The organisms are given life by the information passing through them, as are people. The information circulating through us is made up of memory: “people’s memories are maybe the fuel they burn to stay alive. Whether those memories have any actual importance or not, it doesn’t matter as far as the maintenance of life is concerned. They’re all just fuel” (168-169). In a literary parallel, the novel itself is given life by the very stories it is telling. Or rather, the stories are being observed instead of written or read. The novel is framed as if there were no author and no reader, just an invisible “we” watching people and events. This is one of its most interesting aspects. Murakami experiments with narrative, using a present-tense “we” and breaking down the barrier between author and reader leaving only passive observers of reality. After Dark begins when ‘our’ “[e]yes mark the shape of the city”, and ‘we’ sweep in from above “like a high-flying bird” before “[o]ur line of sight chooses an area of concentrated brightness and, focusing there, silently descends to it” (3). We enter a restaurant, where we could focus on anyone, but Mari, reading alone, “very naturally” (5) captures our attention and provides the entry point for the stories to follow. It gives the novel an organic, unplanned feel. In fact, the viewer/narrator doesn’t seem to have any real intentions other than to see what’s going on in the city on this particular evening. ‘We’ are “pure point of view” (108), unable to have any effect on the scene we’re watching because we’re not actually there: “We are invisible, anonymous intruders. We look. We listen. We note odours. But we are not physically present in the place, and we leave behind no traces… We observe, but we do not intervene” (27). All that we can do is “gather data, and, if possible, judge” (108).
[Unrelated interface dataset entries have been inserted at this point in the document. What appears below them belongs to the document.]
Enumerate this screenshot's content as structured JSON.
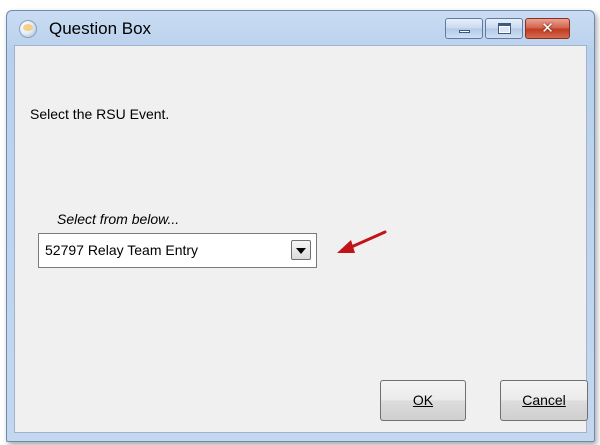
{
  "window": {
    "title": "Question Box",
    "controls": {
      "minimize": "minimize",
      "maximize": "maximize",
      "close": "✕"
    }
  },
  "main": {
    "prompt": "Select the RSU Event.",
    "select_label": "Select from below...",
    "dropdown": {
      "selected": "52797 Relay Team Entry"
    }
  },
  "buttons": {
    "ok_label": "OK",
    "cancel_label": "Cancel"
  },
  "colors": {
    "annotation_arrow": "#c0141a",
    "titlebar": "#c4d7ef",
    "close_button": "#c03b22"
  }
}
After Dark is a book pretending that it hasn’t been written and isn’t being read. It’s an experience in observation and the author is as powerless as the reader to influence anything; both are on equal footing as the viewer/narrator. Lacking omnipotence, it should also be noted that we are not omniscient – we are only privy to those details we can perceive with our eyes and ears as the viewer/narrator. For example, we don’t know what book Mari is reading because we can’t see the title and Mari never says what it is, but we can guess from her expression while reading that it’s relatively complex. Takahashi doesn’t tell Mari his name, so it remains unknown until it’s mentioned later.
Because of our limitations as viewer/narrator, much of the story remains a mystery. What the characters don’t know and thus don’t talk about, we cannot know either. And because it does not always make sense for them to explain their actions or discuss their feelings, we left to draw our own conclusions from what we are able to observe. It’s clear from Shirikawa’s actions and a conversation with his wife that he’s avoiding his family, but because he never voices his reasons for this, they remain unclear. Nor do we ever find out what exactly is going on during the strange events in Eri’s room or why she has chosen to sleep for so long because she is unable to offer any explanation.
This might be frustrating for some, but for me part of the pleasure of reading After Dark lies in the details themselves, in poring over fragments of information or finding the connections between people, places and events. Consequently, I suggest you avoid this if you want action or drama, if you demand closure, or if your preference is for stories that you don’t need to think too much about – it will be a complete waste of a great book.
The lack of conclusion means you probably won’t feel blown away, but it might leave you feeling blissfully calm and contemplative, making this a rare beauty of a novel.